WHAT IS BEING ASKED:
Return each line of the listing that has the word "title" in it.

SUPPLIED INFORMATION:
Start of Block
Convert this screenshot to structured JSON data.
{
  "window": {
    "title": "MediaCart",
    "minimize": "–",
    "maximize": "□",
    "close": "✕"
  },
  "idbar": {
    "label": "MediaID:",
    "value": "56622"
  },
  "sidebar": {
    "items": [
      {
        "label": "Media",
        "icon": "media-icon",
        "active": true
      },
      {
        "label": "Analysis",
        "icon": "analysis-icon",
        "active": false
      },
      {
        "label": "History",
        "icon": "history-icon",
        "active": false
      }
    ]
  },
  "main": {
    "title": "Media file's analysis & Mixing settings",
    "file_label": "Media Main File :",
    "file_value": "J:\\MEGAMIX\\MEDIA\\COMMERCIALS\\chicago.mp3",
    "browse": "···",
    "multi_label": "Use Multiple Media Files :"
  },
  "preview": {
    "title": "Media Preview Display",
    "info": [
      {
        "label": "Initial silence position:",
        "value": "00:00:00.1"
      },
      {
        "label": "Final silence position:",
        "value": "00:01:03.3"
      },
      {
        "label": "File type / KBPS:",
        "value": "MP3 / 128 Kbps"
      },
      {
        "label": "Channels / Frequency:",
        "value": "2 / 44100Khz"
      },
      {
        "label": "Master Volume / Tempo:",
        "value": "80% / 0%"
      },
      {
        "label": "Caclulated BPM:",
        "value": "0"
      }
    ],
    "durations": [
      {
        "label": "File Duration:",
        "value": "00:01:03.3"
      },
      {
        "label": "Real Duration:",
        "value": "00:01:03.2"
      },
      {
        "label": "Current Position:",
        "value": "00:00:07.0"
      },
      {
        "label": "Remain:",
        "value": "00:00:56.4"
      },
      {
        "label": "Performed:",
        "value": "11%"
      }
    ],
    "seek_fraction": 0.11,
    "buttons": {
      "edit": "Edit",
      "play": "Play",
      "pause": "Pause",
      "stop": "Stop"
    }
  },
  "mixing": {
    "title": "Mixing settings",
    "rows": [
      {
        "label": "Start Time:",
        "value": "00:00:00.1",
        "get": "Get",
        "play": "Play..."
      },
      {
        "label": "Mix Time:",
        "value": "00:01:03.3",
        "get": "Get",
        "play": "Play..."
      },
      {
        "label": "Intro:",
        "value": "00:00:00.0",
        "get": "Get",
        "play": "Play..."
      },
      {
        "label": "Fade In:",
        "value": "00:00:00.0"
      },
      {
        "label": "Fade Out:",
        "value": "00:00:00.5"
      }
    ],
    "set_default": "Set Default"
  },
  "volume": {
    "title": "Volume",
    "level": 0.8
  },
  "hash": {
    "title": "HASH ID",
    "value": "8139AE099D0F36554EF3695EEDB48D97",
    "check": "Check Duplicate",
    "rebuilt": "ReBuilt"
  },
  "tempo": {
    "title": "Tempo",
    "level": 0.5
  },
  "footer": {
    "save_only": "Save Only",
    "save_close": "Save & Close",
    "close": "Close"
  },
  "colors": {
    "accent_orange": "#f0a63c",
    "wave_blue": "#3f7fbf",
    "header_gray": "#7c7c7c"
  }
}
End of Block
REPLY:
    "title": "MediaCart",
    "title": "Media file's analysis & Mixing settings",
    "title": "Media Preview Display",
    "title": "Mixing settings",
    "title": "Volume",
    "title": "HASH ID",
    "title": "Tempo",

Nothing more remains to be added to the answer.